Inside Malone’s Sirius-ly Good Deal


If Sirius XM can survive a little longer, John Malone might have gotten himself one sweet deal – with an end-run around shareholder approval, of course — for saving it.

All Mel Karmazin seems to get is the chance to find another pigeon by April 15. And if Sirius’ auditors smell anything bad, Malone can walk away.

According to Sirius’ 8-K and a parsing by Dealbook, the deal is really two distinct deals. The first part is made up of loans of $250 million and a $30 million that pay Malone 15% a year and mature in Dec. 2012.

The other transaction is where Malone gets his juice (and Sirius boss Karmazin gets a bit of breathing room if he wants to find another suitor).

In a credit agreement between a Sirius subsidiary –the former XM Satellite Radio – Malone provides a $150 million term loan with an interest at an annual rate of 15 per cent, maturing on May 1, 2011.

But there are strings here. XM must extend the terms of other credit deals, Malone’s Liberty must buy up another $100 million of its debt in the open market and Sirius’ 2008 audit must not have a hint of any “going concern” issues that mean it will need another dollop of cash.

That second loan also gives Malone a 40 per cent stake in Sirius, wangling around required shareholder approval by categorising the deal as one in which a delay would jeopardize the company’s future.

The DealProfessor’s breakdown on this part:

The mechanics of the issuance of the 40 per cent stake in Sirius is where it gets interesting. Liberty Media is receiving 12.5 million shares of convertible preferred stock in Sirius in connection with the loans. Upon antitrust clearance, the stock becomes convertible into common stock of Sirius.

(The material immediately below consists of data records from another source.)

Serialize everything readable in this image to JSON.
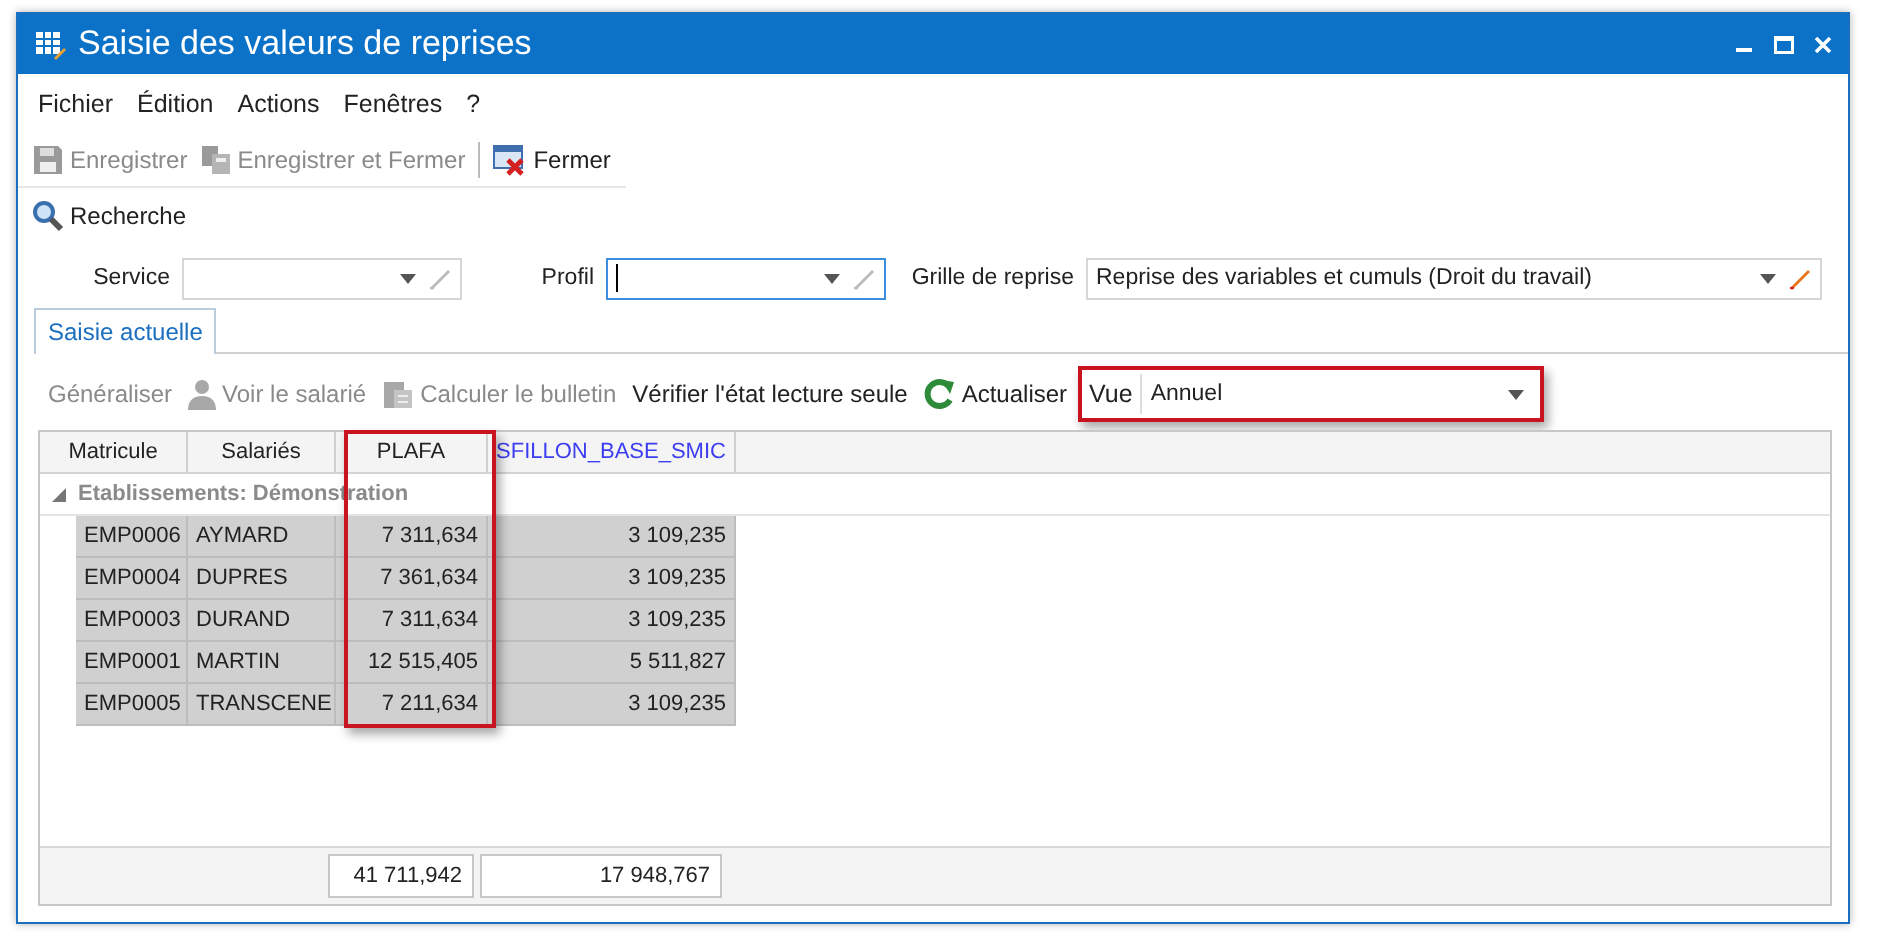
{
  "window": {
    "title": "Saisie des valeurs de reprises"
  },
  "menu": [
    "Fichier",
    "Édition",
    "Actions",
    "Fenêtres",
    "?"
  ],
  "toolbar": [
    {
      "label": "Enregistrer",
      "kind": "save",
      "disabled": true
    },
    {
      "label": "Enregistrer et Fermer",
      "kind": "save-close",
      "disabled": true
    },
    {
      "label": "Fermer",
      "kind": "close",
      "disabled": false
    }
  ],
  "search_button": {
    "label": "Recherche"
  },
  "filters": [
    {
      "label": "Service",
      "focused": false,
      "edit_enabled": false
    },
    {
      "label": "Profil",
      "focused": true,
      "edit_enabled": false
    },
    {
      "label": "Grille de reprise",
      "value": "Reprise des variables et cumuls (Droit du travail)",
      "focused": false,
      "edit_enabled": true
    }
  ],
  "tabs": [
    {
      "label": "Saisie actuelle",
      "selected": true
    }
  ],
  "actions": [
    {
      "label": "Généraliser",
      "kind": "plain",
      "disabled": true
    },
    {
      "label": "Voir le salarié",
      "kind": "person",
      "disabled": true
    },
    {
      "label": "Calculer le bulletin",
      "kind": "calculator",
      "disabled": true
    },
    {
      "label": "Vérifier l'état lecture seule",
      "kind": "plain",
      "disabled": false
    },
    {
      "label": "Actualiser",
      "kind": "refresh",
      "disabled": false
    }
  ],
  "view": {
    "label": "Vue",
    "value": "Annuel",
    "highlighted": true
  },
  "table": {
    "columns": [
      {
        "label": "Matricule",
        "link": false,
        "highlighted": false
      },
      {
        "label": "Salariés",
        "link": false,
        "highlighted": false
      },
      {
        "label": "PLAFA",
        "link": false,
        "highlighted": true
      },
      {
        "label": "SFILLON_BASE_SMIC",
        "link": true,
        "highlighted": false
      }
    ],
    "group": {
      "label": "Etablissements: Démonstration",
      "expanded": true
    },
    "rows": [
      {
        "cells": [
          "EMP0006",
          "AYMARD",
          "7 311,634",
          "3 109,235"
        ],
        "selected": true
      },
      {
        "cells": [
          "EMP0004",
          "DUPRES",
          "7 361,634",
          "3 109,235"
        ],
        "selected": true
      },
      {
        "cells": [
          "EMP0003",
          "DURAND",
          "7 311,634",
          "3 109,235"
        ],
        "selected": true
      },
      {
        "cells": [
          "EMP0001",
          "MARTIN",
          "12 515,405",
          "5 511,827"
        ],
        "selected": true
      },
      {
        "cells": [
          "EMP0005",
          "TRANSCENE",
          "7 211,634",
          "3 109,235"
        ],
        "selected": true
      }
    ],
    "totals": [
      "41 711,942",
      "17 948,767"
    ]
  }
}
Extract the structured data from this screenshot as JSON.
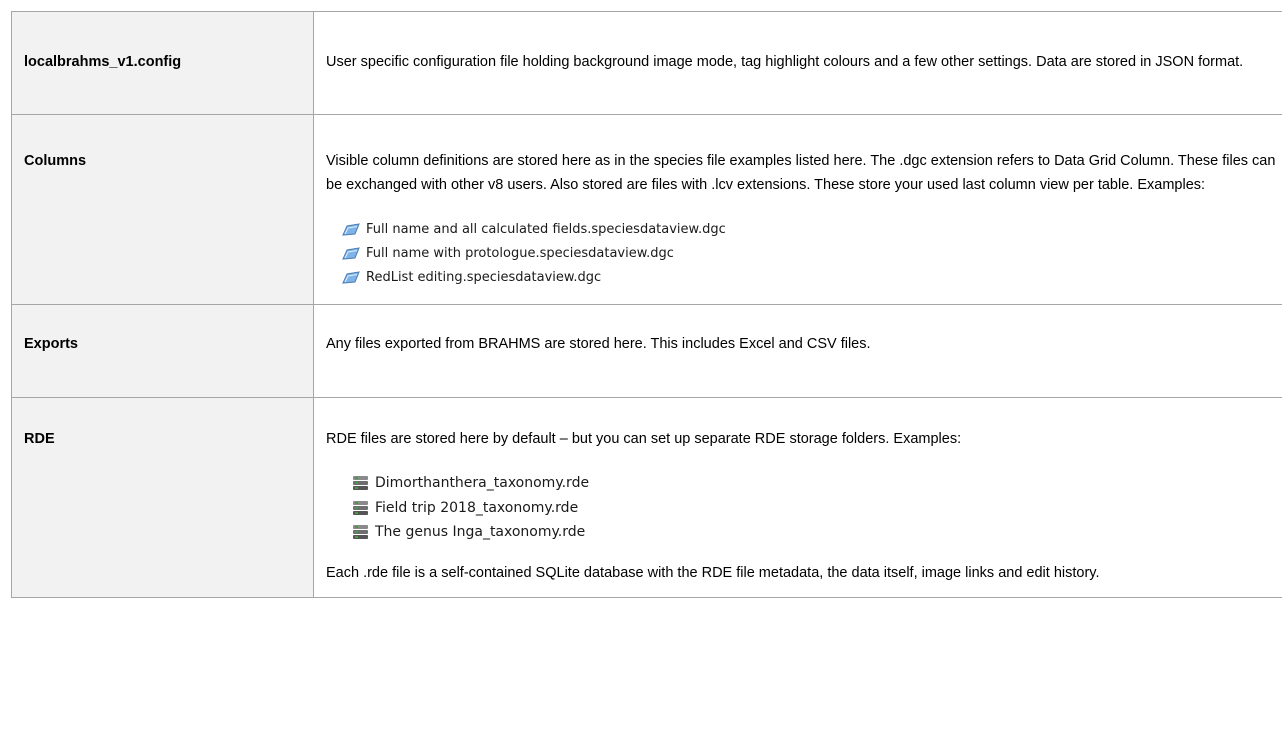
{
  "rows": [
    {
      "key": "localbrahms_v1.config",
      "desc": "User specific configuration file holding background image mode, tag highlight colours and a few other settings. Data are stored in JSON format."
    },
    {
      "key": "Columns",
      "desc": "Visible column definitions are stored here as in the species file examples listed here. The .dgc extension refers to Data Grid Column. These files can be exchanged with other v8 users. Also stored are files with .lcv extensions. These store your used last column view per table. Examples:",
      "files": [
        {
          "name": "Full name and all calculated fields.speciesdataview.dgc",
          "icon": "dgc-file-icon"
        },
        {
          "name": "Full name with protologue.speciesdataview.dgc",
          "icon": "dgc-file-icon"
        },
        {
          "name": "RedList editing.speciesdataview.dgc",
          "icon": "dgc-file-icon"
        }
      ]
    },
    {
      "key": "Exports",
      "desc": "Any files exported from BRAHMS are stored here. This includes Excel and CSV files."
    },
    {
      "key": "RDE",
      "desc": "RDE files are stored here by default – but you can set up separate RDE storage folders. Examples:",
      "files": [
        {
          "name": "Dimorthanthera_taxonomy.rde",
          "icon": "database-icon"
        },
        {
          "name": "Field trip 2018_taxonomy.rde",
          "icon": "database-icon"
        },
        {
          "name": "The genus Inga_taxonomy.rde",
          "icon": "database-icon"
        }
      ],
      "note": "Each .rde file is a self-contained SQLite database with the RDE file metadata, the data itself, image links and edit history."
    }
  ],
  "colors": {
    "key_background": "#f2f2f2",
    "border": "#a6a6a6"
  }
}
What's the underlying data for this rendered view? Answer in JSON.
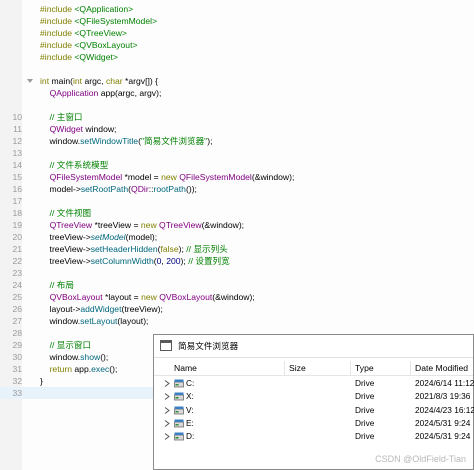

Ah, but before that conversion happens, everyone must satisfy the debt conditions or else by April or Mel can go back into the market for a better deal.

The whole 8-K is here.